At that time, in 1981, the U.S. was a relatively closed and self-sufficient economy as measured in terms of trade of goods (import/exports) as a percentage of the U.S. gross domestic product. U.S trade represented only 21% of GDP and was made up of 10% exports and 11% imports. By 2012 this had grown significantly to approximately 32% of GDP – exports accounted for 14% of this and imports 18% – putting the U.S. on a par with the global average as an open economy.

Consequently the U.S. belief in self-reliance and independence now needs to be replaced with the realization, not only in terms of stock market indices but also as an economic reality, that it is inextricably tied to the Euro crisis, the emergence of the BRIC countries (Brazil, Russia, India and China) and the struggles in Africa.

Collaboration & Knowledge

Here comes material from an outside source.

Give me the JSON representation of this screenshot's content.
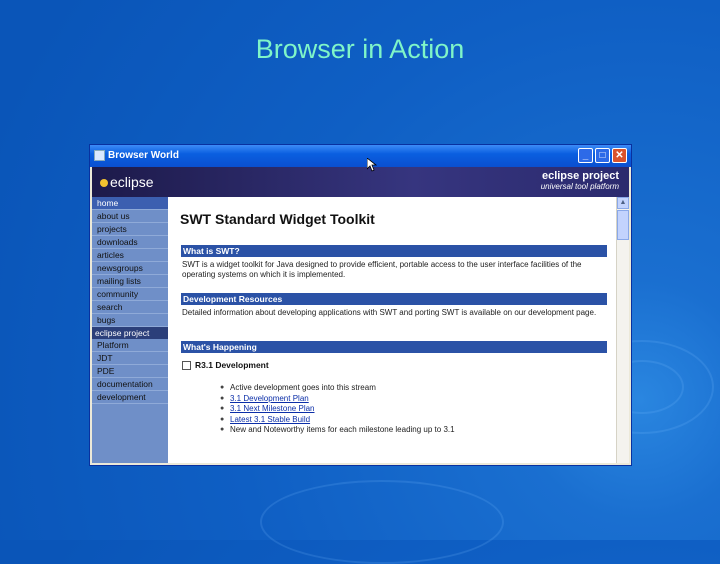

The original Renaissance in Europe resulted in the disappearance of principalities and kingdoms, and ushered in the emergence of a nation state, which was followed during the industrial age with the emergence of overlapping market states. The question is how will the world evolve and will market states be the future societal organization? There are a number of theories about the organization of society going forward (Philip Bobbitt, David Ronfeldt, are two such theorists and this article compares their position with those of others). Regardless of which theory prevails, it is highly likely that in the world of Digital Renaissance 2.0 networking, collaboration and knowledge will be critical components of its underlying architecture. It also seems probable that global communities, digitally connected and potentially proactive, will coexist alongside and within hierarchical organizations, both in government and also in industry.

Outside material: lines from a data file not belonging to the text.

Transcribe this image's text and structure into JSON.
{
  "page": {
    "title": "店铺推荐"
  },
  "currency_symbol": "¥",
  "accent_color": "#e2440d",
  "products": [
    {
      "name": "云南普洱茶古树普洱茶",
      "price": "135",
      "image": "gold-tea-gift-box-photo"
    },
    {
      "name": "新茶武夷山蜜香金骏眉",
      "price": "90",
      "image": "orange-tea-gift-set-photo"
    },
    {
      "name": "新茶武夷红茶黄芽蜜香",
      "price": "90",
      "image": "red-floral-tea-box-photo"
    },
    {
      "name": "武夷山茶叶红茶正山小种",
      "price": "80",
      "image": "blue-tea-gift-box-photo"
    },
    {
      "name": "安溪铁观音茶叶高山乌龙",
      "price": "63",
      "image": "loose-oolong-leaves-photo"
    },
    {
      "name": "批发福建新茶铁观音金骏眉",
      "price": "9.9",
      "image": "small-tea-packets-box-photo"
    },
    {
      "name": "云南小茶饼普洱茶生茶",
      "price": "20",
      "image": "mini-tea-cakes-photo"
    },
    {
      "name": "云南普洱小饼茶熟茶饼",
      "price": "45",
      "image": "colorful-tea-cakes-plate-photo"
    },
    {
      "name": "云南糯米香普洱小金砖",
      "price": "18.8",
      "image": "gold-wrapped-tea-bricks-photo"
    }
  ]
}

Ren 2.0 Man – Techno Artisan Craft Society

Digital Renaissance 2.0 was founded upon four enabling technologies and was exponentially accelerated by the catalyst technologies that released the restless potential of other technologies, such as cloud computing and Web 2.0. Ren 2.0 is now embracing a raft of emerging technologies, like NFC, voice recognition and kinetics, which are giving rise to business models not previously conceived. For instance 3-D printing is enabling designers / entrepreneurs to create new product concepts from digital files more rapidly and cost effectively than ever previously thought possible. Coupling this capability with global internet access and mobile commerce, Ren 2.0 now allows others to market this product concept globally.  Personalized products for the “market of one” are created by transmitting customized product specifications to printers anywhere on the planet and in close proximity to the consumer. To a large degree these hybrid technology and commerce systems facilitate the reincarnation of the craft society that got lost in the industrial age. These techno artisan craftsmen are in many respects the Digital Renaissance 2.0 men/women of the new digital era who are living, working and trading in global communities of trust, practice and purpose.

In prior blogs we have discussed the concept of “digital agents of change” and shown how critical this role has become in today’s digital business world. In some respects we all now need to become digital agents of change for the global society, or to use the words of Mohanda Gandhi “we must be the change we wish to see in the world”.

Steve Bell, President, KeySo Global

www.keysoglobal.com